Dataset rows describing interfaces
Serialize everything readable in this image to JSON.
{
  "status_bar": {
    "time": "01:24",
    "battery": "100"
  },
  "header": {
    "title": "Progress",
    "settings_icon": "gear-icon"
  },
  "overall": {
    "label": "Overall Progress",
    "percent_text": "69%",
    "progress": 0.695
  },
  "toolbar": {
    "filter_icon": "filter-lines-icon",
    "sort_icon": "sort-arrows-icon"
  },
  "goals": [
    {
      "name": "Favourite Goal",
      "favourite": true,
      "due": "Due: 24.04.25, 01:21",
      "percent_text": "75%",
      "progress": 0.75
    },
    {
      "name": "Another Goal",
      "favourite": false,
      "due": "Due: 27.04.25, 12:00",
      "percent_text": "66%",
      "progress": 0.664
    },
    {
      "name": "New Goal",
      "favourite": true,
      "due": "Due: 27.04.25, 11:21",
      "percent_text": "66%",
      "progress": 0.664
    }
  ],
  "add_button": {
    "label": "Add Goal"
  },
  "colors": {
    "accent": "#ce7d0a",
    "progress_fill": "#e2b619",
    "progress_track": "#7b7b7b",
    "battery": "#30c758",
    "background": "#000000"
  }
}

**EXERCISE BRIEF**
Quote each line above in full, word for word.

**REPLY**
Serialize everything readable in this image to JSON.
{
  "status_bar": {
    "time": "01:24",
    "battery": "100"
  },
  "header": {
    "title": "Progress",
    "settings_icon": "gear-icon"
  },
  "overall": {
    "label": "Overall Progress",
    "percent_text": "69%",
    "progress": 0.695
  },
  "toolbar": {
    "filter_icon": "filter-lines-icon",
    "sort_icon": "sort-arrows-icon"
  },
  "goals": [
    {
      "name": "Favourite Goal",
      "favourite": true,
      "due": "Due: 24.04.25, 01:21",
      "percent_text": "75%",
      "progress": 0.75
    },
    {
      "name": "Another Goal",
      "favourite": false,
      "due": "Due: 27.04.25, 12:00",
      "percent_text": "66%",
      "progress": 0.664
    },
    {
      "name": "New Goal",
      "favourite": true,
      "due": "Due: 27.04.25, 11:21",
      "percent_text": "66%",
      "progress": 0.664
    }
  ],
  "add_button": {
    "label": "Add Goal"
  },
  "colors": {
    "accent": "#ce7d0a",
    "progress_fill": "#e2b619",
    "progress_track": "#7b7b7b",
    "battery": "#30c758",
    "background": "#000000"
  }
}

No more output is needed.